iii) The Decree of Artaxerxes, King of Persia in B.C. 458. This was in the form of a letter which gave Ezra permission to return to their land with the captives – see Ezra 7:11-22.
iv) The Decree of Artaxerxes Longimanus in B.C. 445, issued in the twentieth year of his reign. This decree was to restore and rebuild Jerusalem – see Neh 2:5-9. The date of this decree was 14th March, B.C. 445.
The fourth decree listed seems to be the one in question, relative to our present subject. And thus the 70 weeks commenced on 14th March, B.C. 445.
6) The Sequence of the Prophecy
“From the going forth of the commandment…unto Messiah the Prince shall be seven weeks, and threescore and two weeks” (Dan 9:25).
Some have suggested that there may have been a break in the sequence between the 7 weeks and the 62 weeks. But the text would seem to indicate that the 62 weeks flowed on without interruption from the end of the 7th week. No doubt it took the 7 prophetic weeks, or 49 literal years, to restore and rebuild Jerusalem (see v25), and this operation, according to Nehemiah, was accomplished in troublous times.
The first period (7 weeks or 49 years) ended in B.C. 396 – the time of the prophecy of Malachi, and the date of the close of the Old Testament prophetic scriptures.
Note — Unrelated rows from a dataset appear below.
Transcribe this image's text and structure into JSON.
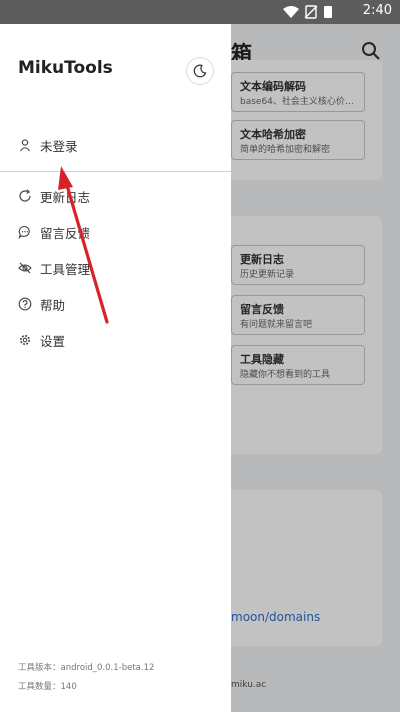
{
  "status_bar": {
    "time": "2:40"
  },
  "background": {
    "title_fragment": "箱",
    "tools": [
      {
        "title": "文本编码解码",
        "desc": "base64、社会主义核心价…"
      },
      {
        "title": "文本哈希加密",
        "desc": "简单的哈希加密和解密"
      }
    ],
    "links": [
      {
        "title": "更新日志",
        "desc": "历史更新记录"
      },
      {
        "title": "留言反馈",
        "desc": "有问题就来留言吧"
      },
      {
        "title": "工具隐藏",
        "desc": "隐藏你不想看到的工具"
      }
    ],
    "domain_link": "moon/domains",
    "footer_fragment": "miku.ac"
  },
  "drawer": {
    "app_name": "MikuTools",
    "login": "未登录",
    "menu": [
      "更新日志",
      "留言反馈",
      "工具管理",
      "帮助",
      "设置"
    ],
    "version_label": "工具版本：",
    "version": "android_0.0.1-beta.12",
    "count_label": "工具数量：",
    "count": "140"
  }
}
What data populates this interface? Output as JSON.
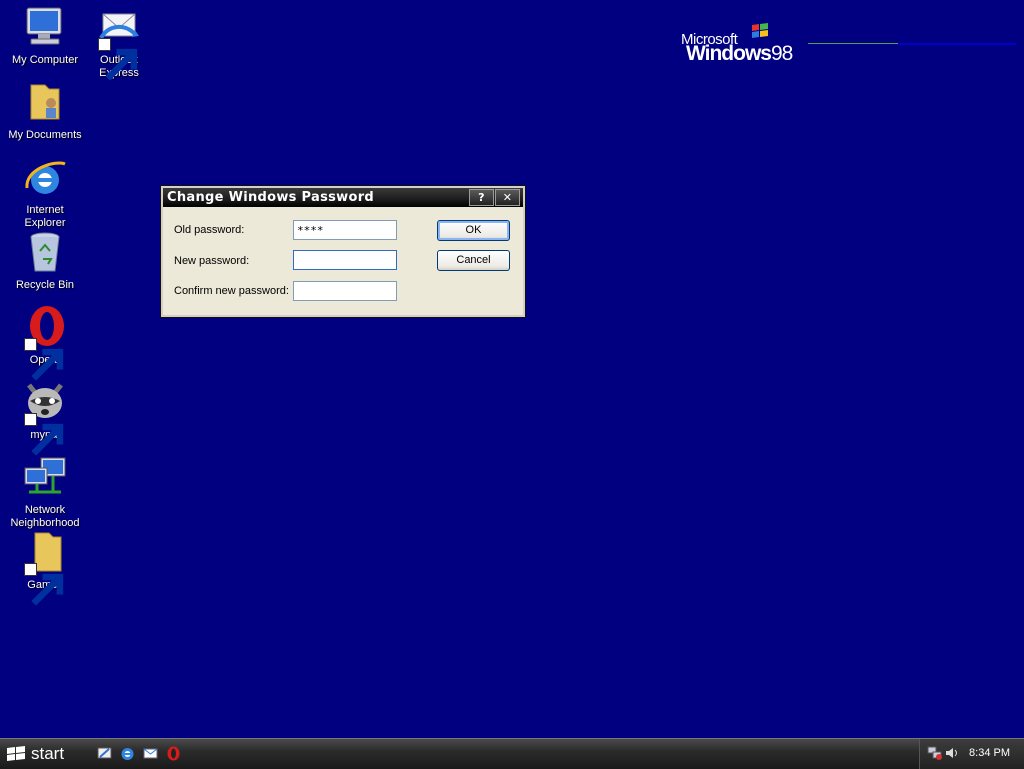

The second period of 62 weeks, or 434 years, ended with the coming of Messiah the Prince, most likely with the public presentation of Himself as King to the nation as a whole, when He rode in triumph into Jerusalem on the colt of an ass (Zech 9:91, Matt 21:15, Luke 19:30). This event, rather than the event of His birth, would seem to be the day on which the second period terminated, that is, 483 years in all, since the date of the commencement of the 70 prophetic weeks = 173,880 days, which some have calculated to be precisely the number of days from 14th March B.C. 445 to 2nd April A.D. 30.
7) The Separated week of the prophecy
There is clearly a gap between the fulfilment of the 69th week and the beginning of the 70th week. This parenthesis (of which Daniel was totally unaware) is the church age, the dispensation of grace, and it covers a period of unprescribed duration.
Certain notable events are predicted which would occur before the last and detached week would commence:-
i) Messiah would be cut off and have nothing; that is, He would not have the kingdom and dominion. This would take place after 62 weeks – when the second section of the prophecy had expired (Dan 9:26).
ii) The city (Jerusalem) and the sanctuary (the temple) would be destroyed. This took place historically in A.D. 70 by the Romans under Titus (Dan 9:26).
iii) A prince would come, of the same people (i.e. the Romans), who would destroy the city and the sanctuary. He will be the great dictator of the revived Roman empire at the time of the end of the age (v26).
iv) Palestine (the land) would be desolated until the consummation – until the 70 weeks have run their course, and Christ returns to deliver the faithful remnant of the Jews at His second coming.
The last week of the ’70 weeks’ prophecy is divided into two equal parts of 3 1/2 years each. The second of the halves is the period known as the great tribulation, the time of Jacob’s trouble, the unprecedented time of suffering and tribulation spoken of by the Lord in His Olivet discourse.
This period is variously referred to as either 3 1/2 years, 42 months or 1,260 days (see Dan 9, Matt 24, Mark 13, Luke 21 and Rev 13).
Thus, under the foregoing seven headings we have sought to convey something of the substance of the celebrated prophecy of the 70 weeks – sometimes termed the “backbone of the prophetic word”.